Historic Ōamaru is home to New Zealand’s most complete streetscape of Victorian commercial buildings.
Stroll down Harbour Street and you’ll feel like you’ve stepped into a Charles Dickens movie set. Not only are you suddenly immersed in a world of ornately carved limestone buildings, the locals all seem to be wearing period costume by default.
Just as eclectic are their businesses, a mix of antiquarian bookshops, galleries, vintage clothing shops, artisan workshops and artist studios. Step into Whitestone City and things get even more quirky. Set in an original grain store that was built in 1882, it’s not a typical museum – you’re encouraged to touch and try everything, from playing parlour games to riding on our country’s only penny farthing carousel. Just around the corner is Steampunk HQ which features an alternative retro-futuristic version of 19th century England.
It’s worth contemplating that we owe the existence of Ōamaru’s Victorian Precinct to a group of dedicated locals who, for the past three decades, have bought and lovingly restored many of the historic enclave’s buildings.
They’re celebrating the fact that Ōamaru was once a majestic colonial outpost that played a key part in Otago’s industrial and agricultural heritage, thanks largely to the bounty of wool, grain and frozen meat exported from its port to British markets. By repurposing the buildings (which were built between 1860 and 1880), the people of Ōamaru have effectively breathed new life into their heritage without losing its authenticity.
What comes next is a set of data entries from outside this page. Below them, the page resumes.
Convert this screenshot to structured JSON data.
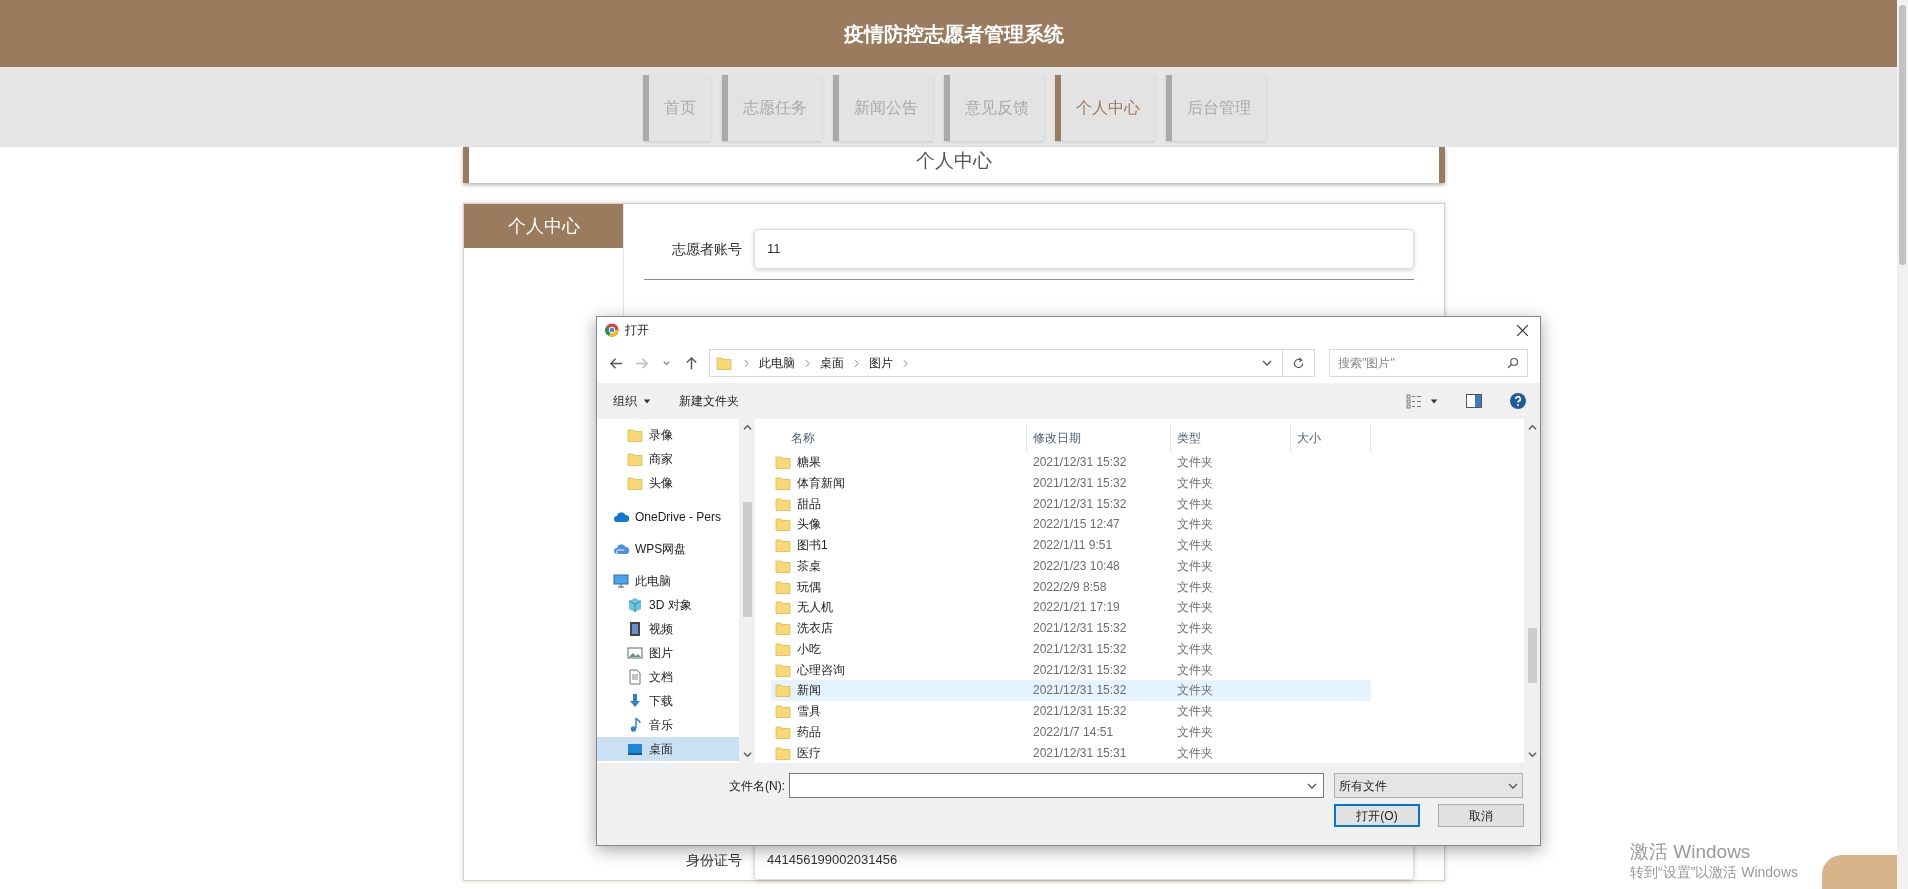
{
  "header": {
    "title": "疫情防控志愿者管理系统"
  },
  "nav": [
    {
      "label": "首页",
      "selected": false
    },
    {
      "label": "志愿任务",
      "selected": false
    },
    {
      "label": "新闻公告",
      "selected": false
    },
    {
      "label": "意见反馈",
      "selected": false
    },
    {
      "label": "个人中心",
      "selected": true
    },
    {
      "label": "后台管理",
      "selected": false
    }
  ],
  "page_title": "个人中心",
  "sidebar": {
    "title": "个人中心"
  },
  "form": {
    "fields": [
      {
        "label": "志愿者账号",
        "value": "11"
      },
      {
        "label": "身份证号",
        "value": "441456199002031456"
      }
    ]
  },
  "dialog": {
    "title": "打开",
    "breadcrumb": [
      "此电脑",
      "桌面",
      "图片"
    ],
    "search": {
      "placeholder": "搜索\"图片\""
    },
    "toolbar": {
      "organize": "组织",
      "new_folder": "新建文件夹"
    },
    "nav_pane": [
      {
        "label": "录像",
        "kind": "folder",
        "selected": false
      },
      {
        "label": "商家",
        "kind": "folder",
        "selected": false
      },
      {
        "label": "头像",
        "kind": "folder",
        "selected": false
      },
      {
        "label": "OneDrive - Pers",
        "kind": "onedrive",
        "selected": false
      },
      {
        "label": "WPS网盘",
        "kind": "cloud",
        "selected": false
      },
      {
        "label": "此电脑",
        "kind": "pc",
        "selected": false,
        "children": [
          {
            "label": "3D 对象",
            "kind": "cube",
            "selected": false
          },
          {
            "label": "视频",
            "kind": "video",
            "selected": false
          },
          {
            "label": "图片",
            "kind": "pictures",
            "selected": false
          },
          {
            "label": "文档",
            "kind": "document",
            "selected": false
          },
          {
            "label": "下载",
            "kind": "download",
            "selected": false
          },
          {
            "label": "音乐",
            "kind": "music",
            "selected": false
          },
          {
            "label": "桌面",
            "kind": "desktop",
            "selected": true
          }
        ]
      }
    ],
    "columns": [
      "名称",
      "修改日期",
      "类型",
      "大小"
    ],
    "files": [
      {
        "name": "糖果",
        "modified": "2021/12/31 15:32",
        "type": "文件夹",
        "hovered": false
      },
      {
        "name": "体育新闻",
        "modified": "2021/12/31 15:32",
        "type": "文件夹",
        "hovered": false
      },
      {
        "name": "甜品",
        "modified": "2021/12/31 15:32",
        "type": "文件夹",
        "hovered": false
      },
      {
        "name": "头像",
        "modified": "2022/1/15 12:47",
        "type": "文件夹",
        "hovered": false
      },
      {
        "name": "图书1",
        "modified": "2022/1/11 9:51",
        "type": "文件夹",
        "hovered": false
      },
      {
        "name": "茶桌",
        "modified": "2022/1/23 10:48",
        "type": "文件夹",
        "hovered": false
      },
      {
        "name": "玩偶",
        "modified": "2022/2/9 8:58",
        "type": "文件夹",
        "hovered": false
      },
      {
        "name": "无人机",
        "modified": "2022/1/21 17:19",
        "type": "文件夹",
        "hovered": false
      },
      {
        "name": "洗衣店",
        "modified": "2021/12/31 15:32",
        "type": "文件夹",
        "hovered": false
      },
      {
        "name": "小吃",
        "modified": "2021/12/31 15:32",
        "type": "文件夹",
        "hovered": false
      },
      {
        "name": "心理咨询",
        "modified": "2021/12/31 15:32",
        "type": "文件夹",
        "hovered": false
      },
      {
        "name": "新闻",
        "modified": "2021/12/31 15:32",
        "type": "文件夹",
        "hovered": true
      },
      {
        "name": "雪具",
        "modified": "2021/12/31 15:32",
        "type": "文件夹",
        "hovered": false
      },
      {
        "name": "药品",
        "modified": "2022/1/7 14:51",
        "type": "文件夹",
        "hovered": false
      },
      {
        "name": "医疗",
        "modified": "2021/12/31 15:31",
        "type": "文件夹",
        "hovered": false
      }
    ],
    "filename_label": "文件名(N):",
    "filter": "所有文件",
    "buttons": [
      {
        "label": "打开(O)",
        "default": true
      },
      {
        "label": "取消",
        "default": false
      }
    ]
  },
  "activation": {
    "title": "激活 Windows",
    "subtitle": "转到“设置”以激活 Windows"
  }
}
The precinct is at its liveliest on Sunday when the excellent Ōamaru Farmers Market is in full swing, the steam train is running and artisans are busy in their studios. Or come in November and take part in Ōamaru’s very popular annual Victorian Fête and Heritage Celebrations.